Although we feel our travel insurance would be adequate while traveling, what happens if one of us needs medical attention and we are sent back to the States? Unfortunately, travel insurance typically ends as soon as you land on U.S. soil. A more likely scenario is upon our return where there is a vulnerable period where the travel insurance will no longer protect us, yet we may not be employed in order to qualify for employer-provided-healthcare. Even if we did find employment, there may be a pre-existing condition clause with a waiting period on that policy. Either way, we would be uninsured when we return to our “real” lives – something that makes us very nervous.
One way to avoid being uninsured when we return is to maintain continuous coverage in the States during our absence. Sounds easy enough, but apparently it’s very complicated. A couple of excellent blogs have helped highlight some of the complexities with health insurance in the States. Both blogs are available through the Meet, Plan, Go website. They are both, a “must read”: TravelHealth Insurance Providing Creditable Coverage and HealthInsurance for American Travelers. Frankly, we hadn’t even thought about needing to maintain health insurance in the States while we travel, but after reading these blogs, we definitely think that is the way to go.
COBRA: If you have read these articles, you would know that we do not qualify for COBRA because we are voluntarily leaving our jobs instead of getting laid off.
CREDITABLE COVERAGE AND PRE-EXISTING CONDITIONS: In the articles, you would also learn the difference between creditable coverage versus non-creditable coverage, and the problems caused by that pesky pre-existing condition clause.
Basically, creditable coverage means that you have had “credible” health insurance coverage (most group plans, Medicare, Medicaid, state health plans, some individual health insurance, etc.), which may positively influence the pre-existing condition exclusion period in your new health plan, as long as there was no lapse between creditable coverages past 63 days. In other words, even if we are lucky enough to get a job with a group health plan as soon as we return; the plan may have a pre-existing condition exclusion for up to 18 months. Anything that we have sought treatment or consultation within 6 months prior to applying for the new health insurance is considered a pre-existing condition and may be excluded under the new health plan for a period of time. However, this exclusion may be waived or shortened by proof of having prior creditable coverage within the last 63 days.
You ask, how easy or difficult is it to obtain creditable coverage, privately or individually? Reading the blogs, it seems like a difficult process. For starters, there aren’t a lot of companies that underwrite individual, creditable coverage. Even if we find one, we may not be eligible. In the Health Insurance for Americans, they explain how they had to change their residence to New Jersey – in order to take advantage of some of the consumer-friendly insurance laws. So, we will continue to do some research and report back!

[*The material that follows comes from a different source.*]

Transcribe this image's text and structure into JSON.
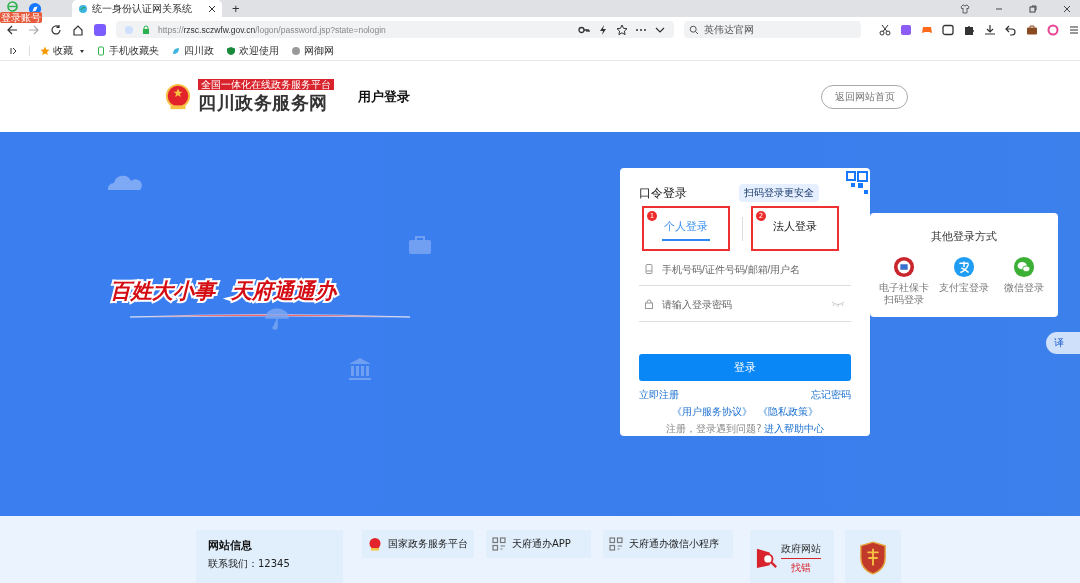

NON-CREDITABLE COVERAGE: Travel insurance is non-creditable coverage. Many short-term health insurances are non-creditable. The eligibility process is less rigorous, and it costs less than creditable coverage. Earlier, we mentioned that once we hit U.S. soil, travel insurance coverage typically ends. Therefore, it may be prudent to maintain some kind of short-term health policy in the U.S., “just in case” we need coverage upon our return. Although it may help with medical bills initially, it will do nothing to help with the pre-existing condition exclusion clause, as mentioned above. In addition, the short-term policies we have reviewed provide insurance for up to 6 months, at which point, they can opt to non-renew. Since we are gone for over 6 months, we risk non-renewal; thereby, being left uninsured anyway.
· MAINTAIN EMPLOYMENT/SECURE LEAVE OF ABSENCE: Many people seek certain employment for its benefits. This is no different. One huge benefit of securing a leave of absence instead of having to terminate employment, is the ability to maintain benefits during our absence. The group health plan is creditable, and because there will be no lapse in coverage, we have nothing to worry about, except to pay the premiums during our absence.
Bottom line: there is a lot to think about. Should we seek expensive, individual, creditable coverage during our absence? Will we even qualify? This will minimize the risk of being excluded for pre-existing conditions upon our return. Or, should we maintain a short-term, less expensive, non-creditable U.S. policy instead? At least we will be insured, but risk non-renewal when we need it most, and does not help with the pre-existing condition clause. The riskiest option is to simply go with travel insurance only. Or, could we secure a leave-of-absence, where creditable health insurance coverage can be maintained? Next steps: research the options, including cost, and report back!